6. Meanwhile, in a large saucepan, bring 8 cups water to a boil. Break Ramen noodles and add to boiling water. Add seasoning if desired. Cook 3 minutes, stirring occasionally. Drain. OR begin preparing rice as directed on package.
7. Place noodles in 13x9x2 inch baking pan and top with turkey-vegetable mixture. Top with cashews, as desired.


vn9q2jozAnn is a Registered Dietitian who loves to cook, scour the earth for new recipes and share her love of all things food with family and friends. She has worked in food service for four years, including two years in India, where she has gained a vast knowledge of what it takes to serve the good food that people need in a safe manner.
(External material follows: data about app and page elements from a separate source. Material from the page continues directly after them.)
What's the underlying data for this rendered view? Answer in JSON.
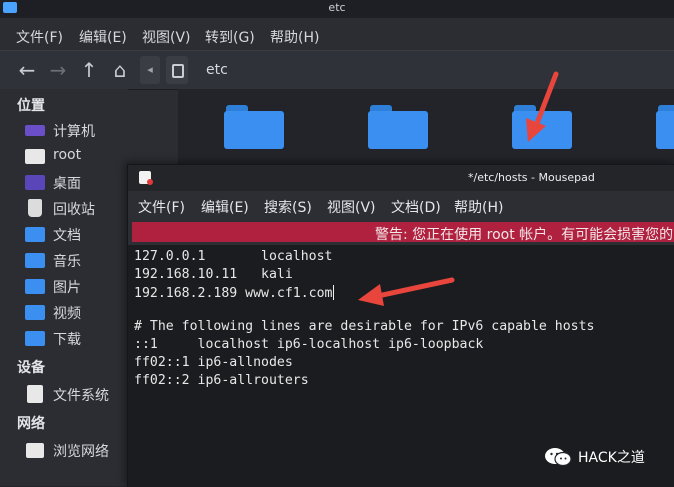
{
  "file_manager": {
    "title": "etc",
    "menu": [
      "文件(F)",
      "编辑(E)",
      "视图(V)",
      "转到(G)",
      "帮助(H)"
    ],
    "path": "etc",
    "sidebar": {
      "places_header": "位置",
      "places": [
        {
          "label": "计算机",
          "icon": "computer-icon"
        },
        {
          "label": "root",
          "icon": "home-folder-icon"
        },
        {
          "label": "桌面",
          "icon": "desktop-icon"
        },
        {
          "label": "回收站",
          "icon": "trash-icon"
        },
        {
          "label": "文档",
          "icon": "documents-folder-icon"
        },
        {
          "label": "音乐",
          "icon": "music-folder-icon"
        },
        {
          "label": "图片",
          "icon": "pictures-folder-icon"
        },
        {
          "label": "视频",
          "icon": "videos-folder-icon"
        },
        {
          "label": "下载",
          "icon": "downloads-folder-icon"
        }
      ],
      "devices_header": "设备",
      "devices": [
        {
          "label": "文件系统",
          "icon": "filesystem-icon"
        }
      ],
      "network_header": "网络",
      "network": [
        {
          "label": "浏览网络",
          "icon": "network-icon"
        }
      ]
    }
  },
  "editor": {
    "title": "*/etc/hosts - Mousepad",
    "menu": [
      "文件(F)",
      "编辑(E)",
      "搜索(S)",
      "视图(V)",
      "文档(D)",
      "帮助(H)"
    ],
    "warning": "警告: 您正在使用 root 帐户。有可能会损害您的",
    "lines": [
      "127.0.0.1       localhost",
      "192.168.10.11   kali",
      "192.168.2.189 www.cf1.com",
      "",
      "# The following lines are desirable for IPv6 capable hosts",
      "::1     localhost ip6-localhost ip6-loopback",
      "ff02::1 ip6-allnodes",
      "ff02::2 ip6-allrouters"
    ]
  },
  "watermark": "HACK之道",
  "colors": {
    "warning_bg": "#b0213f",
    "folder": "#3b8ff0",
    "arrow": "#e8463c"
  }
}
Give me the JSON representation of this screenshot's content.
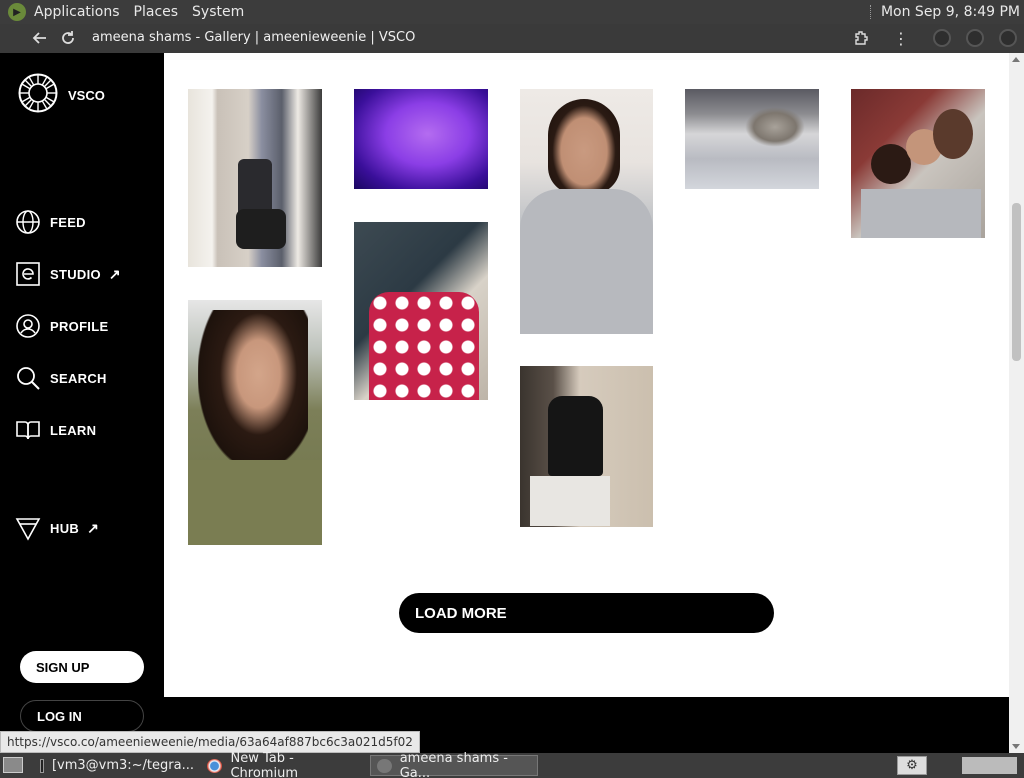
{
  "top_panel": {
    "menus": [
      "Applications",
      "Places",
      "System"
    ],
    "clock": "Mon Sep  9,  8:49 PM"
  },
  "browser": {
    "title": "ameena shams - Gallery | ameenieweenie | VSCO",
    "status_url": "https://vsco.co/ameenieweenie/media/63a64af887bc6c3a021d5f02"
  },
  "sidebar": {
    "brand": "VSCO",
    "nav": [
      {
        "label": "FEED",
        "icon": "globe-icon"
      },
      {
        "label": "STUDIO",
        "icon": "studio-icon",
        "external": true
      },
      {
        "label": "PROFILE",
        "icon": "profile-icon"
      },
      {
        "label": "SEARCH",
        "icon": "search-icon"
      },
      {
        "label": "LEARN",
        "icon": "book-icon"
      },
      {
        "label": "HUB",
        "icon": "hub-icon",
        "external": true
      }
    ],
    "signup_label": "SIGN UP",
    "login_label": "LOG IN"
  },
  "gallery": {
    "load_more_label": "LOAD MORE"
  },
  "taskbar": {
    "tasks": [
      {
        "label": "[vm3@vm3:~/tegra..."
      },
      {
        "label": "New Tab - Chromium"
      },
      {
        "label": "ameena shams - Ga..."
      }
    ]
  },
  "colors": {
    "accent": "#000000",
    "panel": "#3c3c3c",
    "content_bg": "#ffffff"
  }
}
Turkey is a low fat, low sodium protein option. Its functionality makes a simple yet satisfying meal. Outside of the kitchen, Ann loves reading, hosting friends and family, and travelling to new and exciting places.
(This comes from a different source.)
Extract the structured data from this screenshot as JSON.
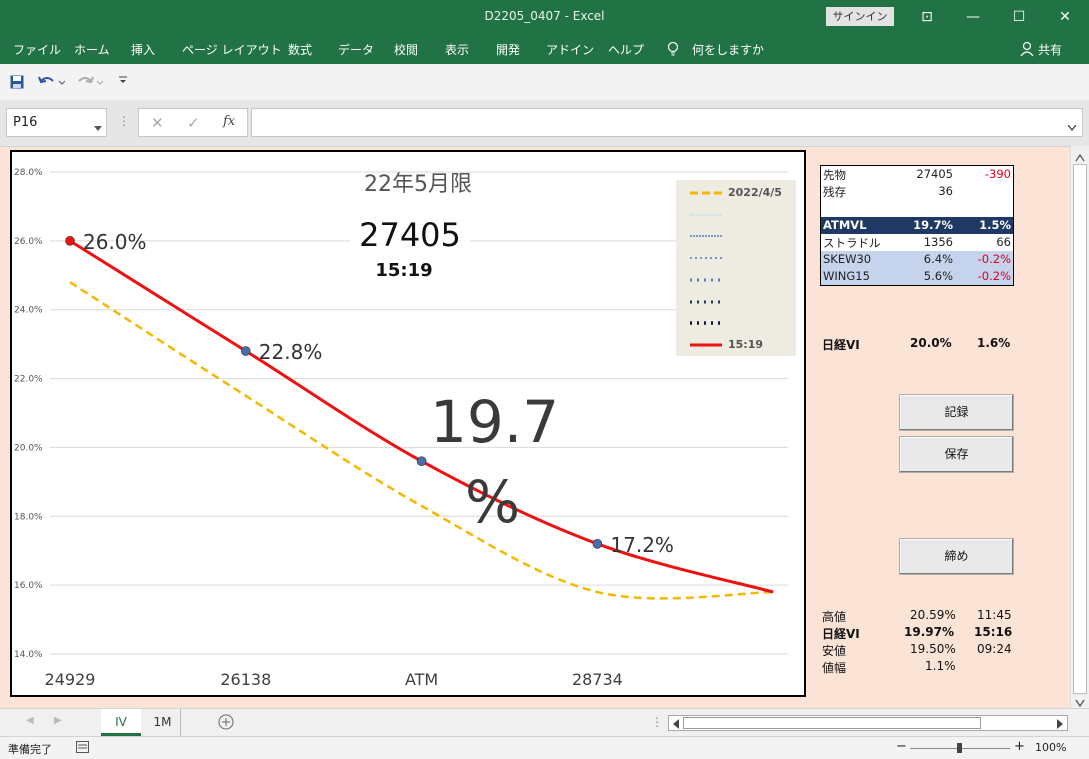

The Way We Live

The Iowa State Fair…you may have heard of it.  But you may not have heard of the “Way We Live Award.”  I hadn’t, until I got a call in June saying that we had WON!


The Iowa Turkey Federation nominated our family for the award, which “recognizes industrious Iowa families who demonstrate a daily dedication to animal agriculture and exemplify farm values derived from hard work and a love for the occupation of farming.”

We are so honored to receive this award.  I’ve only been a part of animal agriculture for about 3 years now, but I’ve learned so much in that time.  I know that there are other families who do what we do, and have been doing so for much, much longer, so to be chosen as an award winner is pretty cool.  I hope that we represent Iowa’s farm families well!

We will be at the fair Friday for our recognition ceremony.  If you’re going to be at the fair, check out our video in the Paul R. Knapp Animal Learning Center, and make sure you look for the cutout of the turkey farmer…it’s Bart. :)



The Way We Live Award Winners

Our nomination essay

I love my kids’ birthdays

I love my kids’ birthdays. It’s such a great time to reflect on their lives.  In the days leading up to Adam’s 4th birthday, Bart and I reminisced about my pregnancy, his birth and his newborn days.  We are amazed at how blessed we are and how awesome Adam is, but in everyday life, we don’t always appreciate those things.  His birthday, once a year, is a good reminder of how much he’s grown, how fast time is going, and how much he really means to us.


And then, there are the parties. On his actual birthday, we let him open his presents from us throughout the day.  He couldn’t contain his excitement.  He threw his arms around my waist and declared that he loved me.  (This from a boy who already refuses to let me kiss him.) 

We made cupcakes, and that evening, we had a grandparents party in the air conditioning.  Adam was surrounded by 3 aunts, 1 uncle, 4 grandparents and 7 great grandparents who absolutely adore him. 

Then, the next day, there was a party for friends at the park. It was a million degrees, and lots of fun.

I just absolutely adore seeing him so excited about things. And opening presents with his family and friends made him just giddy. I love it.img_8818img_8827


I stayed true to my holiday motto: Keep it Simple, Make it Meaningful.  Making the cupcakes wasn’t necessarily as simple as buying them, but it was more meaningful.   Adam and I love spending time in the kitchen together.  And the party at the park?  It was his choice, and he got to play with his best friends.  img_8877img_8879

img_8878img_8859I truly don’t think he’ll mind that there were no handmade decorations or gourmet desserts – what matters to him is that he got to spend time with the people he loves, and have a day devoted to Awesome Adam!